Phosphates in Water Pollution Phosphates may be created by substituting some or all of the hydrogen of a phosphoric acid by metals. Depending on the number of hydrogen atoms that are replaced, the resulting compound is described as a primary, secondary or tertiary phosphate. Primary and secondary phosphates contain hydrogen and are acid salts. Secondary and tertiary phosphates, with the exception of those of sodium, potassium and ammonium are insoluble in water. Tertiary sodium phosphate is valuable as a detergent and water softener.
The primary phosphates tend to be more soluble. Phosphates, which are an important component to metabolism in both plants and animals, help in the first step in oxidation of glucose in the body. Primary calcium phosphate is an ingredient of plant fertilizer. Phosphates have caused increasing attention recently. The focus is on the environmentally harmful effects in household detergents.
Wastewater, from laundering agents, contains phosphates, which are said to be a water pollutant. Most laundry detergents contain approximately 35% to 75% sodium triphosphate (Na5P3O10), which serves two purposes. Providing an alkaline solution (pH 9.0 to 10.5) is necessary for effective cleansing and also to tie up calcium and magnesium ions found in natural waters and prevent them from interfering with the cleansing role of the detergent. Eutrophication is the progressive over-fertilization of water, in which festering masses of algae’s blooms, choking rivers and lakes. Phosphorus compounds act as a fertilizer for all plant life, whether free-floating algae or more substantial rooted weeds, and are implicated in eutrophication.
Many countries control phosphate levels, whereas Switzerland has banned the use of phosphates. The marine environment is both fragile and more resistant than the terrestrial ecosystem. It is fragile for the reasons that nutrients are generally present in very low concentrations, permanently consumed by living organisms and pollutants diffuse rapidly. Lakes and rivers are extremely complex ecosystems. Nutrients are taken up by both algae and rooted weeds.

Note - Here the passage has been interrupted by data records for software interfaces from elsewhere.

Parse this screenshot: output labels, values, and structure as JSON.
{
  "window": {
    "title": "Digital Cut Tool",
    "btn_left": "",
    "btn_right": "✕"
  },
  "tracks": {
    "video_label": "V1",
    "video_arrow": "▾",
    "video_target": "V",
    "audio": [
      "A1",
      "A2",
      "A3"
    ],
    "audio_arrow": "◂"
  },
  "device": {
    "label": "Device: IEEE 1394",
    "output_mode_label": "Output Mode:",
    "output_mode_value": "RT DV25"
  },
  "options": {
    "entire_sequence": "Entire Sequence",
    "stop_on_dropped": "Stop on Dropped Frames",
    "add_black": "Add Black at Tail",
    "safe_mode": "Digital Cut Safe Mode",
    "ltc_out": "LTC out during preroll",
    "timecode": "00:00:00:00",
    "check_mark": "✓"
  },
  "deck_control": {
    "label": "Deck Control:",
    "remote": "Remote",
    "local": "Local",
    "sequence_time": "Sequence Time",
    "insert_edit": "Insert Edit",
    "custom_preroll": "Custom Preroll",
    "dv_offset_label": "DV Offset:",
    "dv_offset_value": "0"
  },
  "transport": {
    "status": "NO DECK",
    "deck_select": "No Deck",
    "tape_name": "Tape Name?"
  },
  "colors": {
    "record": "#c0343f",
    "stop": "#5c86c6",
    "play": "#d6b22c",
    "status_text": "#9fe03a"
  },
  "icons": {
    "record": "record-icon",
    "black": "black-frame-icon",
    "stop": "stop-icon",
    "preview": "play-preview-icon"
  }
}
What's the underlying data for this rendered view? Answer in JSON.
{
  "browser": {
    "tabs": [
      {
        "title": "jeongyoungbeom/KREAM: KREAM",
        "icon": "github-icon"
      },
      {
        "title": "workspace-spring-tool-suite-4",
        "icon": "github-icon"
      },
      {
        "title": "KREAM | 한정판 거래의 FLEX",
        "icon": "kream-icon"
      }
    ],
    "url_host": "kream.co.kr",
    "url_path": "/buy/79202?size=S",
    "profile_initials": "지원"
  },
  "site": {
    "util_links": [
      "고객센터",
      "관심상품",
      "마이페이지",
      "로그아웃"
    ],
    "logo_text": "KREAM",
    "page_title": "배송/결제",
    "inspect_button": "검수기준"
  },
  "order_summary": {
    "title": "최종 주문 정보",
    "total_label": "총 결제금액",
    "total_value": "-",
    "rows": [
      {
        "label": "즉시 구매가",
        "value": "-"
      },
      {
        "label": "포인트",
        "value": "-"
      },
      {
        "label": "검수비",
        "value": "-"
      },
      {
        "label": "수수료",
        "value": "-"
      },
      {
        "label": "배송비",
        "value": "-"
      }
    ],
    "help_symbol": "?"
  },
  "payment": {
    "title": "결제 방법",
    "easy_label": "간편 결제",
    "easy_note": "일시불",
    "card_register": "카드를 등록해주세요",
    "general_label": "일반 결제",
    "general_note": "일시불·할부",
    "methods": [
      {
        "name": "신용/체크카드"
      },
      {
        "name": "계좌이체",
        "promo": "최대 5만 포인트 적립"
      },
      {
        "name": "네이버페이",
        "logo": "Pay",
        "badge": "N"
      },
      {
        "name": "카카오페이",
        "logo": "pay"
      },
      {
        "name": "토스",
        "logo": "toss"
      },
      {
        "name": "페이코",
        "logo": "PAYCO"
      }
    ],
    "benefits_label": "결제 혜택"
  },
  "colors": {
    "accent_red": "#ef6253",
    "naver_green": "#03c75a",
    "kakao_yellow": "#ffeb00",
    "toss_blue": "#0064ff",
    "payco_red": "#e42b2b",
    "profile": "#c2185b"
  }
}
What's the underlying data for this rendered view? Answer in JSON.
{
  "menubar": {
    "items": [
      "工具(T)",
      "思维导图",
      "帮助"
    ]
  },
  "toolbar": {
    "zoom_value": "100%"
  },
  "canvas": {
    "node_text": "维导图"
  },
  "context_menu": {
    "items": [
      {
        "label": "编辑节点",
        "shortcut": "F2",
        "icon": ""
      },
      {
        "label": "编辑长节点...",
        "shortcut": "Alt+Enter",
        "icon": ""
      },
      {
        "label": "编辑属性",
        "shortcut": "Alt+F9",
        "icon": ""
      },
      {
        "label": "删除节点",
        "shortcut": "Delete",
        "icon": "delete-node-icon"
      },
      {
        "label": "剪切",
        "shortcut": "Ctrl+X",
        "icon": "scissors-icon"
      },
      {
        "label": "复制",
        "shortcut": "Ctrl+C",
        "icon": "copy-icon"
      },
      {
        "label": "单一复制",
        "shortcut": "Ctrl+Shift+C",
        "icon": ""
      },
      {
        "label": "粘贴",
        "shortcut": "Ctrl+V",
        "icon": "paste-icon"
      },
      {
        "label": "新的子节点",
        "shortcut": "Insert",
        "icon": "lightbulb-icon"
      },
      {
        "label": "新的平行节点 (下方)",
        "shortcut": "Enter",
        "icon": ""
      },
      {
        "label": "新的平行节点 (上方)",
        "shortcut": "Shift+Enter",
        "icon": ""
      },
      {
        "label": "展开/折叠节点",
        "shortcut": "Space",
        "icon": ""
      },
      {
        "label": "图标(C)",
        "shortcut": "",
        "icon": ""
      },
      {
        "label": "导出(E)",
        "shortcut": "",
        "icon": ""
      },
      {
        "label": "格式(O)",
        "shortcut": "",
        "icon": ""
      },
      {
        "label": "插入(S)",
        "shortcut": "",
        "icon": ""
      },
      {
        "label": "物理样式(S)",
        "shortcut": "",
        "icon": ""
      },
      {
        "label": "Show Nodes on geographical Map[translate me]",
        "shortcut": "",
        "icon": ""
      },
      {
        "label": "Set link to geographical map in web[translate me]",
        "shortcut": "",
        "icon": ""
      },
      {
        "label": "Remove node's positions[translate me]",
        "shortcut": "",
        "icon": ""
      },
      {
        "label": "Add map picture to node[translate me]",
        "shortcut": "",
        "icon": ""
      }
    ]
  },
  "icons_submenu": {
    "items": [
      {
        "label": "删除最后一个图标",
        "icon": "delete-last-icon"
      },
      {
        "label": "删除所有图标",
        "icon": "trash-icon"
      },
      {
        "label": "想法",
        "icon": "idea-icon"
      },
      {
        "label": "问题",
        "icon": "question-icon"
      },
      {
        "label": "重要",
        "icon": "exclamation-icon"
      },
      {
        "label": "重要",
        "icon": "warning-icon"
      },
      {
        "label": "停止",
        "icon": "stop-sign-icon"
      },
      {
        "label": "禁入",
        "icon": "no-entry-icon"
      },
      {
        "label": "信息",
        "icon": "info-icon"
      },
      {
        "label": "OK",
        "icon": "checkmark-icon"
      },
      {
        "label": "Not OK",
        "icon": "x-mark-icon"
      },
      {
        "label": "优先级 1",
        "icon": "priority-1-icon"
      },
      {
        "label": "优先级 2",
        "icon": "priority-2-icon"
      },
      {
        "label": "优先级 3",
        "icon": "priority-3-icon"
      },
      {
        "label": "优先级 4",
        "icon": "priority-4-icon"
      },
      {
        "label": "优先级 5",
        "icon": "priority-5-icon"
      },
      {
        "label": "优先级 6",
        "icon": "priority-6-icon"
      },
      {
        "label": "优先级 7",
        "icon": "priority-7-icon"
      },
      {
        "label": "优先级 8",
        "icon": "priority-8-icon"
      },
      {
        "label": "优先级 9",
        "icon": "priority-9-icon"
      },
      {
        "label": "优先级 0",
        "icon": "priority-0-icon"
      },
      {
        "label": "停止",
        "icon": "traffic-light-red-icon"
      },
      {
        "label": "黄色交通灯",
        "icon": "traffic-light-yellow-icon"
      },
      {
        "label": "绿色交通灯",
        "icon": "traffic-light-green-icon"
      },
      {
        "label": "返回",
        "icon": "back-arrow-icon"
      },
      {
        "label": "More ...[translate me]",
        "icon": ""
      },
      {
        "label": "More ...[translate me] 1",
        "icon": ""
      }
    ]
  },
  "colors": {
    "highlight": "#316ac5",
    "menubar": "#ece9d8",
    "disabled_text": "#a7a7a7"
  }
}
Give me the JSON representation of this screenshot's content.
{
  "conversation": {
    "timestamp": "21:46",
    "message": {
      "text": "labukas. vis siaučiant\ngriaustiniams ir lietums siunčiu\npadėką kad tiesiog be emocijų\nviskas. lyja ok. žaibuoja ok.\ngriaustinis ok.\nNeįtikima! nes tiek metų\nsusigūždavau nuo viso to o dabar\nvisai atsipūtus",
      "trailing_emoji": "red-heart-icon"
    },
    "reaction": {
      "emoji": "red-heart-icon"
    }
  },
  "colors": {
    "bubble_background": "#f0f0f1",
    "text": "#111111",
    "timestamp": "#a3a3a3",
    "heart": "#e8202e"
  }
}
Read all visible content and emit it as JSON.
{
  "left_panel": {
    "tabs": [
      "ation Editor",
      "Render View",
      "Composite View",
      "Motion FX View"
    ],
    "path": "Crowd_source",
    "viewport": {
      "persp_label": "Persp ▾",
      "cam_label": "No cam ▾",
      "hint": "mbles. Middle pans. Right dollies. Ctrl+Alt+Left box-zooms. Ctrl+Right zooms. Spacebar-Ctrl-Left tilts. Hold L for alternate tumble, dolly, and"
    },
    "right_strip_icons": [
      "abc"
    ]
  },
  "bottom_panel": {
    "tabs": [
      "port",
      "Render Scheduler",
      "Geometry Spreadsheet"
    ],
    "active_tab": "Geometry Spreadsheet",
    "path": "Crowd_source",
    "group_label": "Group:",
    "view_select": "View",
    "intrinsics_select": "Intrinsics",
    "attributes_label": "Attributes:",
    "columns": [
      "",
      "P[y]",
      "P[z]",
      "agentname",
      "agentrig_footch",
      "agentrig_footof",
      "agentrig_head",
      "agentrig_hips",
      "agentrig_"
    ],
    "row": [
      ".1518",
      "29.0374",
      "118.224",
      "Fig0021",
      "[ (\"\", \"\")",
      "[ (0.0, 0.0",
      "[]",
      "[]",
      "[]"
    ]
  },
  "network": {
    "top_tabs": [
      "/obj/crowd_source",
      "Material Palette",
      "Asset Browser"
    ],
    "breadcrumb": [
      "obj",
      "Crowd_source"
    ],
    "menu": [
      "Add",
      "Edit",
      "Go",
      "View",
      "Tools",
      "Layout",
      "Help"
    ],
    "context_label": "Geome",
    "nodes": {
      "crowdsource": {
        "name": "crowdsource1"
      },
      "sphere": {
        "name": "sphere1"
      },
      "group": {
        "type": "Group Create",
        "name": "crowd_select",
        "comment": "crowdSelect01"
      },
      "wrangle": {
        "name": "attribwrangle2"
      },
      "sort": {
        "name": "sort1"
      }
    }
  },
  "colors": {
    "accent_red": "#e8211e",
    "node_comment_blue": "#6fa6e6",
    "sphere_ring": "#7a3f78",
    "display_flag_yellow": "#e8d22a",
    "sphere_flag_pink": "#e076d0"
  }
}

The weeds act as a shelter for fish larvae and zooplankton, both of which eat algae and are, in turn, eaten by larger fish. Scientists have concluded that unpolluted lakes can absorb surprisingly large amounts of phosphates without uncertainty. When a fertilizer, such as a phosphate, is added more algae will grow, and consequently will the populations of zooplankton and fish. Difficulties only arise when the lake is already impure. Zooplankton are sensitive to their environment and many substances are toxic to them. If any of these substances, including phosphates, are present the zooplankton population cannot increase.
Adding phosphates to this polluted system will case algae growth. The floating masses cut off the light supply. Weeds die and decompose using up dissolved oxygen, and causing sulfurous smells and plagues. Deprived of shelter and food, the fish larvae starve. The lake is well on the way to catastrophe. Without wetlands there would be a minimal amount of fresh drinking water due to the fact that wetlands filter the waters of our lakes, rivers and streams, sequentially reducing contamination of water.
The plant growth in wetlands removes phosphates and other plant nutrients washed in from the surrounding soil, consequently restricting the growth of algae and aquatic weeds. This growth is a serious problem in some of Canadas major waterways, where dead and decaying algae deprive the deeper waters of their oxygen. Researches at Lancaster University have studied lakes whose plant and animal life has been killed by acid rain. The excess acid in the lakes can be neutralized easily by adding lime, but this makes the waters rich in calcium. Life will gradually return to the lake but, as these lakes should have low calcium levels, it will not be the same kind of life that existed in lakes before pollution.
The answer, they have concluded, is to add phosphates. These phosphates work by shielding the water. This depends upon nitrate ions in the lake. Contradictory, these ions also are produced by acid rain, contain oxides of nitrogen from combustion sources. These fertilizers do not alter the pH level of the water.
Instead, they stimulate the growth of plants. The plants absorb the dissolved nitrates, generating hydroxide ions, which in return neutralize the excess acid. Removal of phosphates from detergent is not likely to slow algae growth in containing substances. It may actually prove disastrous. Its replacement with borax will definitely be disastrous. Scientists are unsure of borax role in plant growth. It is not required by algae and other micro plants, but it is essential to higher plants.
However in excessive quantities, about 5 micrograms of boron per gram of water, boron severely damages plant life. Highly alkaline substances, gel proteins and sodium hydroxide is hazardous substances. Another concern is the fact that each year thousands of children swallow detergents resulting in serious injuries or death. In conclusion, the only way to overcome the disastrous effects of phosphates is to find an alternate. However, an acceptable substitute for phosphates has not yet been found. Washing only with synthetic detergents would require so much detergent that the cost per wash would increase significantly.
Another alternative is the substitution of synthetic nonionic detergents for ionic detergents in use. Nonionic detergents are not precipitated by Calcium of Magnesium ions. This would reduce the risk contaminating our lakes and rivers.